RAID 0: Striping between two or more disks. The capacity of the array is determined by the size of the drives. Two 500GB drives would make a 1TB array. Data is split between at least two hard drives so that they can be read and written to at the same time, nearly doubling speed. The downside is that if either disk fails, all data on both drives is lost.
RAID 1: Mirroring between two disks. This mirrors information. Data speed is better than single disk performance. If either drive fails, the other will maintain the integrity of the data until the failed drive is replaced. Two drives of equal size are needed. Two 500GB drives will yield a 500GB array.
RAID 5: Striping with Parity. This setup requires 3 disks. Each disks contains 1/3 of the information that the array contains, and each disk has enough information on it to rebuild any single disk that fails, while maintaining the integrity of the data even if one disk fails.
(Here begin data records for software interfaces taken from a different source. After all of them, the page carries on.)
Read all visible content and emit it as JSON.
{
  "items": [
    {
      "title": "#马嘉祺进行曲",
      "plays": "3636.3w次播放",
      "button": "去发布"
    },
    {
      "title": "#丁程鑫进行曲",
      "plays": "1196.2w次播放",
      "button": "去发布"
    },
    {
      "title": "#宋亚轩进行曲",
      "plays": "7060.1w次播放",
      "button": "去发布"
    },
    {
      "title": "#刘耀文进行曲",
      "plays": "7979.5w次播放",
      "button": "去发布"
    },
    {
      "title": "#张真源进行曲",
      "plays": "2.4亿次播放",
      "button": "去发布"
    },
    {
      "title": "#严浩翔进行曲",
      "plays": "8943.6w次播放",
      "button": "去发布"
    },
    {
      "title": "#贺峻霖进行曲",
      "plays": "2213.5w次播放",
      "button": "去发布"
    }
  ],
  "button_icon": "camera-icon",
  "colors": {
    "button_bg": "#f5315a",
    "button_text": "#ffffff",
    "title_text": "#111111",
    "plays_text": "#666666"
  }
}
If two disks fail, the data is lost forever.
So now you know what a RAID array is and what types are most common. But which is the safest type of hard drive (SATA) RAID array and which will work best for you?
RAID Arrays: Which will work best for you?
Really, what will work best for you is up to you. But an educated decision is needed. RAID 0 is great for speed, but terrible for data protection. I’ve seen people lose one drive and lose all their data. RAID 1 is excellent because both drives would have to die for your data to be lost. Its also nice and fast. RAID 5 is even better, but requires more disks. RAID 0 gets the capacity of both drives, RAID 1 gets the capacity of one drive, and RAID 5 gets the capacity of a little less than 2 drives.
If you’re going for sheer speed, RAID 0 really is very fast and is very impressive. What can be done is to use 4 disks instead of two in a hybrid setup. Drives 0 and 1 are striped in a RAID 0, and disks 2 and 3 are striped in a RAID 0. Then both arrays are mirrored in a RAID 1. You can lose up to two drives, one in each array before you lose data. Depending how it is configured (striped then mirrored or mirrored then striped) it is called a RAID 1+0 or RAID 0+1. Some people refer to it as “RAID 10” but that is not quite accurate.
For the safest setup, I would suggest either RAID 1 or RAID 1+0. If your controller supports RAID 5, that is excellent too.
For more reading, nothing beats a Google search for RAID array. May the best array win!